• _EXERCISE BRIEF_
Please copy each line of the records below that holds the word "fichiers".

○ ○ ○ ○ ○

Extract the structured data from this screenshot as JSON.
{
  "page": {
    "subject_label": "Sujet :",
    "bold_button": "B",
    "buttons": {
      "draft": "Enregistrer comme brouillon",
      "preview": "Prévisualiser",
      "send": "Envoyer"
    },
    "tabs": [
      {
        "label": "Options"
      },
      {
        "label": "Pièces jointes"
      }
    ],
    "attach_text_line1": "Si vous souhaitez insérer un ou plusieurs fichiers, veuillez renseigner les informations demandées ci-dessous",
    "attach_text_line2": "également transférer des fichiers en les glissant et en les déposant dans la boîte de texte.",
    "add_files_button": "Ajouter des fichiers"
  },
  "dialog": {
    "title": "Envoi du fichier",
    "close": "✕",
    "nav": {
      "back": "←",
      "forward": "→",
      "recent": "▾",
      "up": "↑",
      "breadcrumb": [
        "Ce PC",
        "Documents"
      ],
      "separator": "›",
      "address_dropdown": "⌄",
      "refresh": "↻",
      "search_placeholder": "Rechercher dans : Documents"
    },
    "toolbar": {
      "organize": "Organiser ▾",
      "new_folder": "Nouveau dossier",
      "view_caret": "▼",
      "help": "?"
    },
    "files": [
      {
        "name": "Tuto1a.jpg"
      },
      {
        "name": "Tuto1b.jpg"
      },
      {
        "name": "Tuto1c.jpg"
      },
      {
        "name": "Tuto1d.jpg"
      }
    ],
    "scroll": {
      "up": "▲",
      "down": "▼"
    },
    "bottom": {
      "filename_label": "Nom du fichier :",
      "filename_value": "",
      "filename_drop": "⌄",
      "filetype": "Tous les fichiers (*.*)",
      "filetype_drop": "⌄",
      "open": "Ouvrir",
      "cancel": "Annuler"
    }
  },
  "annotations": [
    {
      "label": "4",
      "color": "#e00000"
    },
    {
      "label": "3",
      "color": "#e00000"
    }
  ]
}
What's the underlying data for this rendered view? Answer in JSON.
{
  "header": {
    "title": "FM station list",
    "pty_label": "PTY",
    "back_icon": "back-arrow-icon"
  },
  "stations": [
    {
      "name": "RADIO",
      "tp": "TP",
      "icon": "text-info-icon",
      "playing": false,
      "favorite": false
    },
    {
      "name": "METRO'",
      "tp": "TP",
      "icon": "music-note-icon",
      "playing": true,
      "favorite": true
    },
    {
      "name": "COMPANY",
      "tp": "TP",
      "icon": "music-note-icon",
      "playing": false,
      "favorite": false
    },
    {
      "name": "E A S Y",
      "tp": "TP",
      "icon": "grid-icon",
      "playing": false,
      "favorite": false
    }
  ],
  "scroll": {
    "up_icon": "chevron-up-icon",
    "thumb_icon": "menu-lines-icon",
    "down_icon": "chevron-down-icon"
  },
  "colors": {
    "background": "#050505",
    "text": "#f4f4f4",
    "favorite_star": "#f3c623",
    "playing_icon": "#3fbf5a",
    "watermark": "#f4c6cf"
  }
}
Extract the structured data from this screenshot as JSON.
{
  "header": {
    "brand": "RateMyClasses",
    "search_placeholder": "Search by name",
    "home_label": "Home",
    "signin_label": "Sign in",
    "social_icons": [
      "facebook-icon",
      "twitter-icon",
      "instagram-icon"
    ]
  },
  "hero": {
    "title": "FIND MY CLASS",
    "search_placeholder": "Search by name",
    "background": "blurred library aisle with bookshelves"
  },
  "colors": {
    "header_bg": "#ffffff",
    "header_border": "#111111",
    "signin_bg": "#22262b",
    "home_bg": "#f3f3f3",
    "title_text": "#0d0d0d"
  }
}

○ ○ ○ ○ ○

• _RESPONSE_
    "attach_text_line1": "Si vous souhaitez insérer un ou plusieurs fichiers, veuillez renseigner les informations demandées ci-dessous",
    "attach_text_line2": "également transférer des fichiers en les glissant et en les déposant dans la boîte de texte.",
    "add_files_button": "Ajouter des fichiers"
      "filetype": "Tous les fichiers (*.*)",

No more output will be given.